Unfortunately as a big rig operator, there are a number of factors that can work against you, even if you try to follow hours-of-service laws. This can include heavy work schedules as well as the fact that fatigue can affect every operator differently.
When you add these things to the current driver shortage that is affecting the industry as well as pressure from some employers to meet deadlines, it is easy to see why many operators will end up on the road even when they are fatigued.
Fatigued Operators - Pressure to Keep Going
The shipping industry is one that values speed in getting deliveries made as quickly as possible. Although hours-of-service laws are in effect to reduce fatal truck wrecks, many operators feel pressured by their employers to stay out on the road to keep shipments moving.
Operators avoid taking much-needed breaks in order to stick to schedules, with many risking a breach in hours-of-service regulations by driving more hours than they are legally permitted. This directly increases the possibility of fatal truck accidents.
Protection From Repercussions
The FMCSA has laws in place to protect operators from any kind of repercussion they could face from their employer for missed deadlines due to necessary rest breaks. Despite this, some operators are reluctant to use this protection or even report employers who attempt to coerce them into working longer hours in fear of retribution. This has created a situation where as an operator, you need to rest but keep going anyway to meet your employer's deadlines, thereby increasing your risk of fatal truck crashes.
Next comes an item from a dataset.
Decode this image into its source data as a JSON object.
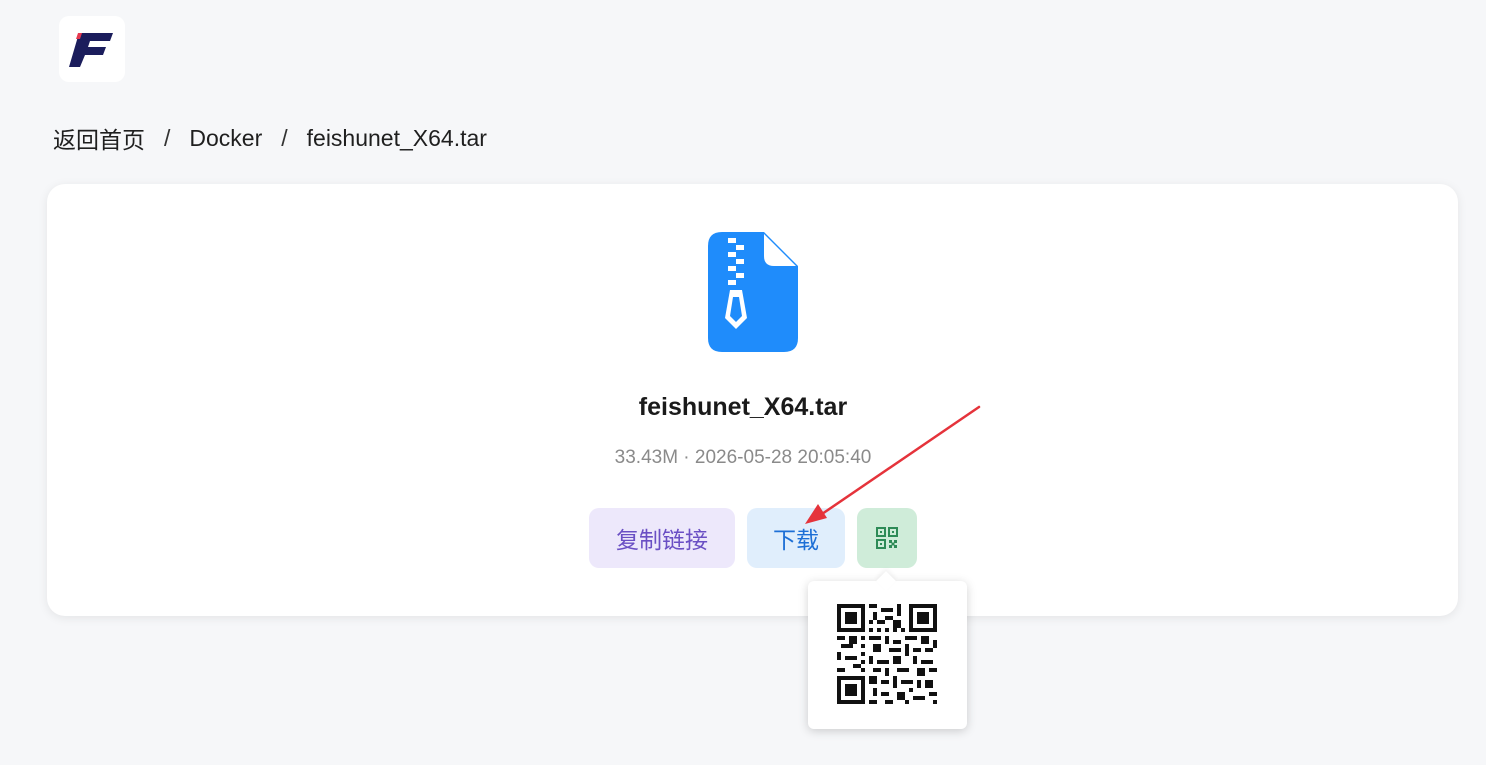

In response to the pressure that many operators face, the FMCSA now offers drivers the ability to report companies anonymously. Still, many drivers avoid doing this because they fear they will lose their jobs somehow.
The problem of driver fatigue and its significant contribution to fatal truck wrecks is one with multiple factors to consider. Operator compliance with hours-of-service regulations is an important concern; however, there is more to the current lack of compliance than it may seem. Commercial carrier companies who pressure employees to stay on the road, forcing them to decide between rest breaks and potentially causing fatal truck crashes, are a significant part of the problem.
To achieve the biggest reduction in fatal truck accidents caused by fatigue, you and your company must observe federal hours-of-service laws and recognize your individual need as a driver to rest when you are fatigued!
Hildebrand & Wilson, LLP
Robert W. Hildebrand, Attorney at Law
J. Daniel Wilson, Attorney at Law
7830 Broadway, Suite 122
Pearland TX 77581
Phone: (281) 410-5810